DES MOINES, Iowa - Paul Ryan received a rowdy reception at his appearance at the Iowa State Fair today with some protesters trying to storm the stage as the newly minted vice presidential candidate spoke. But Ryan soldiered on in his speech, even telling ABC News his Wisconsin background prepped him for the hecklers.
"Nah. We're used to it. I come from Wisconsin," Ryan said of the hecklers as he weaved through the fair.
Surrounded by hay bales lining the stage, Ryan spoke at the soapbox, an Iowa state fair staple, where Ryan's running mate, Mitt Romney, was heckled last year after making a comment that has stuck with him throughout this campaign.
"Corporations are people, my friend," Romney said last year on the same stage, as protesters shouted him down.
Ryan's stop at the fair was his first solo trip as Romney's running mate, and he was greeted by a crush of supporters, media and protesters.
As he made his way to the famous Iowa Fair soapbox, he was surrounded by cameras, reporters and those trying to get a look at the GOP ticket's No. 2 man. He shook hands and introduced himself to voters with a casual statement: "Hi, I'm Paul."
Ryan's first foray into Iowa came on the same day when President Obama began his bus tour through the Hawkeye state.
"I heard that President Obama is starting his bus tour today and I heard he wasn't going to come to the Iowa State Fair," Paul said.
"Are you going to cut Medicare?" a woman shouted.
"It's funny because Iowans and Wisconsinites, we like to be respectful of one another and peaceful with one another and listen to one another. These ladies must not be from Iowa or Wisconsin," Paul said, referring to the protesters.
And that's when things got much rowdier. A female protester began to climb on the small stage. She was able to get up before being dragged off by Ryan's Secret Service detail.
Ryan, dressed in a red checked shirt and jeans, continued with his pitch to the rest of the crowd, many holding Romney signs or even standing in front of protesters.
"My guess is the reason that President Obama isn't making it here from Council Bluffs is he only knows left turns, but as you see the president come through on his bus tour you may ask him the same question I get asked all over America and that is where are the jobs Mr. President."

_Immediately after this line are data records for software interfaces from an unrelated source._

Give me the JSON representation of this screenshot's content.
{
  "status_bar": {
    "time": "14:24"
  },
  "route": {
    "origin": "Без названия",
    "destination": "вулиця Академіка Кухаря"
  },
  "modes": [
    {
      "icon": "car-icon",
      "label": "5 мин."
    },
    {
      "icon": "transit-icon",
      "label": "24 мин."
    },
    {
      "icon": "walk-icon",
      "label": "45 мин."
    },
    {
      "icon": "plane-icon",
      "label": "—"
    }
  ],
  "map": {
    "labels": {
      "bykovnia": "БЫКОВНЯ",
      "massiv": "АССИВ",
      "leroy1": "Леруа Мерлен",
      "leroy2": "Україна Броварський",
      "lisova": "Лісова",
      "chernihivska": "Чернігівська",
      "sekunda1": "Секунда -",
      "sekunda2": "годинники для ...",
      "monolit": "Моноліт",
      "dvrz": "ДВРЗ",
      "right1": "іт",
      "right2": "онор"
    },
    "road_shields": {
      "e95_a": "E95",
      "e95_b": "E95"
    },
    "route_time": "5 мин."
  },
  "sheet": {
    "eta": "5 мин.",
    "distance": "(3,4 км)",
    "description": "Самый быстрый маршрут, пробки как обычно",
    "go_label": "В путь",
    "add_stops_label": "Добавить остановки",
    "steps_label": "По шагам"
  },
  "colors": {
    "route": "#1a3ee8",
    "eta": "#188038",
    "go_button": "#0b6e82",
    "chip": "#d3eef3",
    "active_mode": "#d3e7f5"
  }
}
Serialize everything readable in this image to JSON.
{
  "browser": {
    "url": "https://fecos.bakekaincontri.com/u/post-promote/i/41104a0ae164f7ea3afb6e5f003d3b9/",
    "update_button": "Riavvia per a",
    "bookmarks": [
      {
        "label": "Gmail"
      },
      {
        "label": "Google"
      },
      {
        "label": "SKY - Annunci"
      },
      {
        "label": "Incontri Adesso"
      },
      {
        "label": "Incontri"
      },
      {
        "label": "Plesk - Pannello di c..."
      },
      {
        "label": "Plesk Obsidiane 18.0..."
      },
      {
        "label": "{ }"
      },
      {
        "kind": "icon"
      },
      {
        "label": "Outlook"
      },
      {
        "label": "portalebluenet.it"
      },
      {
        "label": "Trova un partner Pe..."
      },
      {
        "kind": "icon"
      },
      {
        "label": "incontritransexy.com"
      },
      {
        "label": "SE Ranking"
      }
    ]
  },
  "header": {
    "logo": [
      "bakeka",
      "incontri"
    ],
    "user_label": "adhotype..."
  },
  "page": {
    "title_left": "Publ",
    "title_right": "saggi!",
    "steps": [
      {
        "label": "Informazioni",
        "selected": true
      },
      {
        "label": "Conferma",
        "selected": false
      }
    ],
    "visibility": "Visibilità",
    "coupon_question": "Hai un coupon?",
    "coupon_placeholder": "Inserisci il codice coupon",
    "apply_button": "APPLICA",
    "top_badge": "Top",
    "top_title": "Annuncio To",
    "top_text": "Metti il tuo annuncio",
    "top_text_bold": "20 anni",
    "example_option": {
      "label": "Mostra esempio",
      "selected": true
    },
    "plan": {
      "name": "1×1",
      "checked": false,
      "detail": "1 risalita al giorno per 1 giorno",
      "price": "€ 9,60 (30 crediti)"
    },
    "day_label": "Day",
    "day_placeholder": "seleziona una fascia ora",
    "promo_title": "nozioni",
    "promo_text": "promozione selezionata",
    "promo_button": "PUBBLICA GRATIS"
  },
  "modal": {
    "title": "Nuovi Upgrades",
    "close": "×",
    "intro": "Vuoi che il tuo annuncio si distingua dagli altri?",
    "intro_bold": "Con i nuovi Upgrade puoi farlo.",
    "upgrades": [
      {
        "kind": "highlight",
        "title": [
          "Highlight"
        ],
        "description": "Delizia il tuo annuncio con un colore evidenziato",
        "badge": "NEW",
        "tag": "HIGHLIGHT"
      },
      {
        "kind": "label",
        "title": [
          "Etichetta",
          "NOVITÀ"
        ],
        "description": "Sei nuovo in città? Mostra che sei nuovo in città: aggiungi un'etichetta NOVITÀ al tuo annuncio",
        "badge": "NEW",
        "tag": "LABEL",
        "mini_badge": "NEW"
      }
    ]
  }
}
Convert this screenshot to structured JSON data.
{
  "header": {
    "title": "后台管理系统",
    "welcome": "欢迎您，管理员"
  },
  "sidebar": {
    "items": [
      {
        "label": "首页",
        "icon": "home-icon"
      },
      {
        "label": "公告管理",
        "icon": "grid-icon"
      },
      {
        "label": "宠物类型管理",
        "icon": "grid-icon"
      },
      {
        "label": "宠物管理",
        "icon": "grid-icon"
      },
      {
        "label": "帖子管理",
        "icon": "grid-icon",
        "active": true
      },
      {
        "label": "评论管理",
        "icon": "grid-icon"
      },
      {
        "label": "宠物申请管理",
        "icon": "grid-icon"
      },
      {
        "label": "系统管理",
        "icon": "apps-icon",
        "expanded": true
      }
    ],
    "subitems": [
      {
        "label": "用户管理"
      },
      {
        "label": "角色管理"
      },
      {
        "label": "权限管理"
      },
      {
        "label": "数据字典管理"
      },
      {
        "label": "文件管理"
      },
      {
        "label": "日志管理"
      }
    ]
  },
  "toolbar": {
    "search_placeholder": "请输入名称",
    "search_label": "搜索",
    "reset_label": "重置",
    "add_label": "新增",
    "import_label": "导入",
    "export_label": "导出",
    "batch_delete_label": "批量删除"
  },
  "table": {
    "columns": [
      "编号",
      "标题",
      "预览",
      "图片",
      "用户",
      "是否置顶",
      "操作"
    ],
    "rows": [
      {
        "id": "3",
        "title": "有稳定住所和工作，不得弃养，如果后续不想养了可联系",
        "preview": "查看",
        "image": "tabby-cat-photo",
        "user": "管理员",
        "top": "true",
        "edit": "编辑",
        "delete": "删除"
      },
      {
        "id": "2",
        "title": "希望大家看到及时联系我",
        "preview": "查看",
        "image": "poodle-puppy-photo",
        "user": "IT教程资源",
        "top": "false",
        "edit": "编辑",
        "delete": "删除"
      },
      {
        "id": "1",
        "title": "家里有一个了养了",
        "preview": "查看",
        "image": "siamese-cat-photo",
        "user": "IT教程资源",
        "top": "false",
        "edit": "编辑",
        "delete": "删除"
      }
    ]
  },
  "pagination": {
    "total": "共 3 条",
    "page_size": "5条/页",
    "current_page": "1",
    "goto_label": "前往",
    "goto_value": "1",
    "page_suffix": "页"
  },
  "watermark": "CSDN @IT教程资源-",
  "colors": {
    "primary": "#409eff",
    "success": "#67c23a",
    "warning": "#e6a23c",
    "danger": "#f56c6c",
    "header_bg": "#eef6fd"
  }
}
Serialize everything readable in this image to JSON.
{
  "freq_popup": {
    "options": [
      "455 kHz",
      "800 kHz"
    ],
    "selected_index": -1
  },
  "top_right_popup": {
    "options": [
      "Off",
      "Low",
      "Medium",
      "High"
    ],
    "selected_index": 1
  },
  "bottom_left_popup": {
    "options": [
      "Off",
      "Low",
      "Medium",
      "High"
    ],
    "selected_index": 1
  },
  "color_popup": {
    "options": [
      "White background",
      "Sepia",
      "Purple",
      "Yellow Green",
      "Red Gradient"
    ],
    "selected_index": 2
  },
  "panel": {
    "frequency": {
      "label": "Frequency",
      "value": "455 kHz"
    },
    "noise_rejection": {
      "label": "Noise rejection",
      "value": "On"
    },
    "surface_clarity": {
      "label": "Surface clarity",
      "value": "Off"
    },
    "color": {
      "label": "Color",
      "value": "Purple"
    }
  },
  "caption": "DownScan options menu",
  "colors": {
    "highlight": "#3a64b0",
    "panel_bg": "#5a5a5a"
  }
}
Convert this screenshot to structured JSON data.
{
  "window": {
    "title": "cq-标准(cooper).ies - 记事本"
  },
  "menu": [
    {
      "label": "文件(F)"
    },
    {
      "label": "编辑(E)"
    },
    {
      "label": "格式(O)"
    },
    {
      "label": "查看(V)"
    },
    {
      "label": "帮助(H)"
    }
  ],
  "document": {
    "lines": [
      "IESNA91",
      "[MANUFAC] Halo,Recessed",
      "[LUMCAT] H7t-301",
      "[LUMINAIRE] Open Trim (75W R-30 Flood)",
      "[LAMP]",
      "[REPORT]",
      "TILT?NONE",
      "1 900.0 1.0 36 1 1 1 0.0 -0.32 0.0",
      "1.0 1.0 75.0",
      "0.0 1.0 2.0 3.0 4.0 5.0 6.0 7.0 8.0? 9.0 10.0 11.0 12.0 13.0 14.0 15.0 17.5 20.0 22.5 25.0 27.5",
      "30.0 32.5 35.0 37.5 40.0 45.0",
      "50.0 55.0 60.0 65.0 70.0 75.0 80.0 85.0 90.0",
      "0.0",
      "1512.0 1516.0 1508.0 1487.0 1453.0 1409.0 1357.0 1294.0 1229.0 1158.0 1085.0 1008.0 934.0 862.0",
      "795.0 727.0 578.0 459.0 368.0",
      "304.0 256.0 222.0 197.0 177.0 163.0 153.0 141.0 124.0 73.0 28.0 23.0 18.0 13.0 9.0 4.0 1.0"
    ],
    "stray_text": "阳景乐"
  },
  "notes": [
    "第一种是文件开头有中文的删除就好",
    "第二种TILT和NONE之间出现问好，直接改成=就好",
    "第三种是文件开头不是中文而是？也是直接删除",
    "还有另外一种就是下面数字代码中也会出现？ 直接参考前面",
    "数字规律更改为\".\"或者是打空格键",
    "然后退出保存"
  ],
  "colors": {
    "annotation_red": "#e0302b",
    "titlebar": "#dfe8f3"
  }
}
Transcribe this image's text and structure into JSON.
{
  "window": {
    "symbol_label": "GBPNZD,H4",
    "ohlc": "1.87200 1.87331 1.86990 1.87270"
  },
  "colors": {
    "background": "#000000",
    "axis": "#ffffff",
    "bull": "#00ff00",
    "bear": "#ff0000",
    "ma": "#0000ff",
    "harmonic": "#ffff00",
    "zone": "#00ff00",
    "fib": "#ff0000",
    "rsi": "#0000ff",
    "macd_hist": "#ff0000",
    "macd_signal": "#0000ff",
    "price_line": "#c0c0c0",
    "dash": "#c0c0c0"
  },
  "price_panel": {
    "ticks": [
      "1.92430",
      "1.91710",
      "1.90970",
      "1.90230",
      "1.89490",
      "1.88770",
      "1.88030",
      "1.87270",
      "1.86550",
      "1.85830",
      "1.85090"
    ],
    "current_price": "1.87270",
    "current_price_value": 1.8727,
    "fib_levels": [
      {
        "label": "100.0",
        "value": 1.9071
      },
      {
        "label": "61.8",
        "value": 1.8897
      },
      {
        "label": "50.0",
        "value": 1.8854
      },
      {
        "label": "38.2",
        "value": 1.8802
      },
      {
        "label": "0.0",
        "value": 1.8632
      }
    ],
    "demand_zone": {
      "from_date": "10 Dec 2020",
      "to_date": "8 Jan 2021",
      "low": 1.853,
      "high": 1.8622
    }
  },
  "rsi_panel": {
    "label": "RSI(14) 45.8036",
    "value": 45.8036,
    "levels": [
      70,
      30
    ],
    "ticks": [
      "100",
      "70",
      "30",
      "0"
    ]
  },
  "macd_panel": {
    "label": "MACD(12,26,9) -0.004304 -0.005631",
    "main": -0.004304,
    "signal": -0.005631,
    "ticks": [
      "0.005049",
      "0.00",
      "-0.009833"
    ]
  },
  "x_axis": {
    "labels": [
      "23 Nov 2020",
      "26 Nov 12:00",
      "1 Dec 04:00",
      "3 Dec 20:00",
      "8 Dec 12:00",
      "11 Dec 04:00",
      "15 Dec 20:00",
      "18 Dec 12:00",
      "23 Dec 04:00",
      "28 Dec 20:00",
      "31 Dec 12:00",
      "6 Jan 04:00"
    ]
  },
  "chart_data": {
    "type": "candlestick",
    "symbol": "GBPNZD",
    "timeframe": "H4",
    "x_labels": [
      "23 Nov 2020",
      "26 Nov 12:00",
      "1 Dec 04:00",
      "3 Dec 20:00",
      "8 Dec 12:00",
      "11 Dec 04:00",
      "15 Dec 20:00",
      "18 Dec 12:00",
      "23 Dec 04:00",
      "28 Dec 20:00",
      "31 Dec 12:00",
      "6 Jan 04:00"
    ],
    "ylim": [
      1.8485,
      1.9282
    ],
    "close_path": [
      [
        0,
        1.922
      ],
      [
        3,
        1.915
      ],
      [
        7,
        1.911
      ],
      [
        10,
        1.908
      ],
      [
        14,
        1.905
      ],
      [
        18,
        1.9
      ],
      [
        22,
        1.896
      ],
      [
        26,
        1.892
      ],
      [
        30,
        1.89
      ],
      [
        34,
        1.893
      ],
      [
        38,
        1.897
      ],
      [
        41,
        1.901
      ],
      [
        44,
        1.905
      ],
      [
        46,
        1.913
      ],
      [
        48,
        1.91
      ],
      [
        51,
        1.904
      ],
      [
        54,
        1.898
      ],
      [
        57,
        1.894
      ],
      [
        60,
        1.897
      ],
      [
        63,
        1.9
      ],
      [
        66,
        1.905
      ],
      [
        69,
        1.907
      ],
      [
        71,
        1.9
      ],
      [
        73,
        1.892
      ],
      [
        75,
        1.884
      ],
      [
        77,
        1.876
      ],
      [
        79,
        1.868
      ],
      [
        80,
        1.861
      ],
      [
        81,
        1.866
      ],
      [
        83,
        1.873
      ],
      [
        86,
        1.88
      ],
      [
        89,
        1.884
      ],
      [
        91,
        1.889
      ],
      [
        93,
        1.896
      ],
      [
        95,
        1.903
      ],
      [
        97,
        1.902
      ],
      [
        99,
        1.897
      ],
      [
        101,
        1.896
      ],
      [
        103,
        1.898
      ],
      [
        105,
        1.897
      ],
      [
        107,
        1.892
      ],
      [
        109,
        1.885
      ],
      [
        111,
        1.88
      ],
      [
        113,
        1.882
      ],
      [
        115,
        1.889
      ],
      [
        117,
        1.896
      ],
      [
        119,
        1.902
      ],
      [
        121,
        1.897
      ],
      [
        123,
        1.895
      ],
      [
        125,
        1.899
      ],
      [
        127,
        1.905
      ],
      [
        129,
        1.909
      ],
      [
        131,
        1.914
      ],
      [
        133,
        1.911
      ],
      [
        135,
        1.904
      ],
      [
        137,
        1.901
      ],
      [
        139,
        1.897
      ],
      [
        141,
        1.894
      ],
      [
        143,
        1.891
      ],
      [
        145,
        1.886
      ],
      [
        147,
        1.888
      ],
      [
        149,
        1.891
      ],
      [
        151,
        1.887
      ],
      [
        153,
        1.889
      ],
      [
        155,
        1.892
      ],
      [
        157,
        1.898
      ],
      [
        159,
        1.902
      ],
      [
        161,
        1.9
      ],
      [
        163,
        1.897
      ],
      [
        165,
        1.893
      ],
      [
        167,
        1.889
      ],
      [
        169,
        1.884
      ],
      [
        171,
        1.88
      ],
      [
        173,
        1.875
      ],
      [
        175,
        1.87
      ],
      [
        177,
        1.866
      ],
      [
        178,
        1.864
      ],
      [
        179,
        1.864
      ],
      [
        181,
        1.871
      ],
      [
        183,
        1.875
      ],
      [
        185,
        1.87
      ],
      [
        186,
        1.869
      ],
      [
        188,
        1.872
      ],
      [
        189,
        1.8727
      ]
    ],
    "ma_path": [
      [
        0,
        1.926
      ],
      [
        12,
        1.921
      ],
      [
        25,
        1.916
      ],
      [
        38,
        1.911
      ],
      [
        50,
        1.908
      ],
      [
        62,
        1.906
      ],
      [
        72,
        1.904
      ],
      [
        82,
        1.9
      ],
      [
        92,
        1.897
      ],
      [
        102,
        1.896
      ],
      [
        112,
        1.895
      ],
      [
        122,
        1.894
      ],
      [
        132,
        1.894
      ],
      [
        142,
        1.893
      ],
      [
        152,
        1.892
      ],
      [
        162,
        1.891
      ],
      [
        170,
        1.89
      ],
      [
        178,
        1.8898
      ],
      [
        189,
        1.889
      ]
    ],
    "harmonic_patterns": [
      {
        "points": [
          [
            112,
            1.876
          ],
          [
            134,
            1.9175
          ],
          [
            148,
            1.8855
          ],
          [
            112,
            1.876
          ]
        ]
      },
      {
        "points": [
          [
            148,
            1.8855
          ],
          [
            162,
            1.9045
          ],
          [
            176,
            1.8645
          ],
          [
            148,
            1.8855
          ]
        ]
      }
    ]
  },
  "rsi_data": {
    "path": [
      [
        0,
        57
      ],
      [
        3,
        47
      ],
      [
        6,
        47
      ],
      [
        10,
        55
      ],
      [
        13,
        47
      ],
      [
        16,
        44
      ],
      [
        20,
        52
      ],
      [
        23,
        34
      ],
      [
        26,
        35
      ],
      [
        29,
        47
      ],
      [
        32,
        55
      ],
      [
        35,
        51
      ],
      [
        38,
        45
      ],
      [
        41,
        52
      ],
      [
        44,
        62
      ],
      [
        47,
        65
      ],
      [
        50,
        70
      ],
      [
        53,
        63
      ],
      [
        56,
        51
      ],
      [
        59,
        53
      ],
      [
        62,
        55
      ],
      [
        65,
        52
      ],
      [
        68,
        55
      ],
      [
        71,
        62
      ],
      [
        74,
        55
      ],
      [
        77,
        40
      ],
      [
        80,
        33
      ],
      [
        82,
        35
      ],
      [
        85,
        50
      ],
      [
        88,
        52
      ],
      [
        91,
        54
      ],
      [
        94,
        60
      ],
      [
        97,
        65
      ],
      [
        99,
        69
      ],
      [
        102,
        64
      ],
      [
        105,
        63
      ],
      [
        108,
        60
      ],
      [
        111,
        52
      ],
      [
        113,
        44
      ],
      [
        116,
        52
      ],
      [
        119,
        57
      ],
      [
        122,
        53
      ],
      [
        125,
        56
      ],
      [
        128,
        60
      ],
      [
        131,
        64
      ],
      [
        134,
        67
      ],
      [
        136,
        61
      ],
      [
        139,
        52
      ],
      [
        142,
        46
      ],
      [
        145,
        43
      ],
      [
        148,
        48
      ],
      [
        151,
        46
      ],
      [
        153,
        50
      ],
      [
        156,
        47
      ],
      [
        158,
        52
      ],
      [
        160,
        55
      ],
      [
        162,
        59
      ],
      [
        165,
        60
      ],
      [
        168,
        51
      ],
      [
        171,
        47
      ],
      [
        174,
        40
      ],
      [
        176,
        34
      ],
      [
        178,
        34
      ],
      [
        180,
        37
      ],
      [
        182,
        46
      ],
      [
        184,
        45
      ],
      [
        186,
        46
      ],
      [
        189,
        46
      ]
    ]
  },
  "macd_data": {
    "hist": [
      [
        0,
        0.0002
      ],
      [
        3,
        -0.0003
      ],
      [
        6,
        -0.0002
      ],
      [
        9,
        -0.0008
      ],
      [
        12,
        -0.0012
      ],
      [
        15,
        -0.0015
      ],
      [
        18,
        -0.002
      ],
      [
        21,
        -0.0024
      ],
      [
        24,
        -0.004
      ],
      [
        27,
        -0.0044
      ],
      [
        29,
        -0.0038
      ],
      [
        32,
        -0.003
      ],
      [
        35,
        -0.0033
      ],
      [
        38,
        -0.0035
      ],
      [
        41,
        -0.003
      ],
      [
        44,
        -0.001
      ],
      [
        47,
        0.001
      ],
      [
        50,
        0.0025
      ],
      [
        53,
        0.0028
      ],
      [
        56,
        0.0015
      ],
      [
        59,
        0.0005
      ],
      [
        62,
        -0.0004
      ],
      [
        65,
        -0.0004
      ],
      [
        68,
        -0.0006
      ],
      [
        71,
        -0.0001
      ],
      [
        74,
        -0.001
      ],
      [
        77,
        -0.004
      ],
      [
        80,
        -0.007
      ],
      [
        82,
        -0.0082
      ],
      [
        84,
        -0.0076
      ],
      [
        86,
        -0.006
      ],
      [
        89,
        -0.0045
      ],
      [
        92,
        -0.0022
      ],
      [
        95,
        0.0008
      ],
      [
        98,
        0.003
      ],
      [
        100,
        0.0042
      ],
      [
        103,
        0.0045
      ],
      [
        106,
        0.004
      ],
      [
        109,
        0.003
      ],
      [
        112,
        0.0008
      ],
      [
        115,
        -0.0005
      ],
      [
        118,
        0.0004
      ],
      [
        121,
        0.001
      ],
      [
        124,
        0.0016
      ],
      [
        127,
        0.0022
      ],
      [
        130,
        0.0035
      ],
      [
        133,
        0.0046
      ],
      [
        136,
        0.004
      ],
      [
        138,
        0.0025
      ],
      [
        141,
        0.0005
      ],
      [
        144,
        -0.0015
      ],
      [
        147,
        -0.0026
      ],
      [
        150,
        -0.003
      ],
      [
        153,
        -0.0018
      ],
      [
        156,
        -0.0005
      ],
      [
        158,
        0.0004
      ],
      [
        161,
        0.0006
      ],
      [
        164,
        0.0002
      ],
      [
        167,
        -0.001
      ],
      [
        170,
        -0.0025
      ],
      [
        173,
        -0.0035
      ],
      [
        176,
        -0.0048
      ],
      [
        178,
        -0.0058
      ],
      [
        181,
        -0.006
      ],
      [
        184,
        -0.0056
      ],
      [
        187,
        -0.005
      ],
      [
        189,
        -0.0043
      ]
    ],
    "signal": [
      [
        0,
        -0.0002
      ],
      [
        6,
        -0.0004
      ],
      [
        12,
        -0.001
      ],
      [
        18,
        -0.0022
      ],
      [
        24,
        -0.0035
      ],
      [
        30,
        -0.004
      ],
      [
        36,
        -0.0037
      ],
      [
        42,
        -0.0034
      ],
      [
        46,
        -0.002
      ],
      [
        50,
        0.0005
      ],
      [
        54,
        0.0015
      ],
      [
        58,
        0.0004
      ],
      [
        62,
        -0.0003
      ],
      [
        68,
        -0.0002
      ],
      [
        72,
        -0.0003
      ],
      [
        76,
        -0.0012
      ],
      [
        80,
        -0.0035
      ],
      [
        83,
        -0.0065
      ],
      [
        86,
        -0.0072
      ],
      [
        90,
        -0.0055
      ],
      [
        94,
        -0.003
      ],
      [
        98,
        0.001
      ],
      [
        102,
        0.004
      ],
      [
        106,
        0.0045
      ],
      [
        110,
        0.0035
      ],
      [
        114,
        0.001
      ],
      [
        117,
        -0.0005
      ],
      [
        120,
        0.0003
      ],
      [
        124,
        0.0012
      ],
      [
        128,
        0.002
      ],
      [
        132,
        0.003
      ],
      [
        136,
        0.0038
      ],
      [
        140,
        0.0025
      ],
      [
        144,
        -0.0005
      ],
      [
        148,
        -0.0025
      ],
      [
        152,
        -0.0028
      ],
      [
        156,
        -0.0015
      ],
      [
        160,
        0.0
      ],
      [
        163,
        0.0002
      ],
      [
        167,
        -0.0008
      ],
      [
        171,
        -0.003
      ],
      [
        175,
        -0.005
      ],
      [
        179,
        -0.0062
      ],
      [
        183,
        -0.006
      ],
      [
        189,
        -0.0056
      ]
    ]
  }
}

An older male protester with a white beard was also heckling Ryan, telling him to, "End the wars" and "Stop the wars on the common good."
Ryan also tried to identify with the voters in this battleground state.
"I feel such kindred spirits here," the Wisconsin congressman, 42, said. "We are united as upper midwesterners, but, you know what it is? At the end of the day, we are Americans."
Ryan was joined at the fair by RNC Chairman Reince Priebus, as well as Romney friend and confidante Bob White.
As Ryan walked out the state fair along Grand Avenue, a protester on the side yelled at him, calling him a "f-ing disgrace."
But it wasn't just protests that met Ryan. Supporters reached out their hands to touch Ryan and shouted words of encouragement to the vice presidential candidate.
"I think he's conservative. He's right on the money," one woman told ABC News. "He's correct on the money, and we need to cut back, stop spending money that we don't have."
"Did you see his blue eyes?" one woman shouted at another after Ryan passed her.
And many people at the fair still didn't know quite who Ryan was two only days after he joined the Republican ticket.
"He's cute right?" one man jokingly said to his friend
"I guess so," another woman said.
While he participated in the typical campaign fare of shaking hands and stopping to talk to babies, the health conscious Ryan stayed away from one of the fairs staples: fried food.
He stopped to talk to voters at a few stands, but didn't sample any of the tasty fried treats.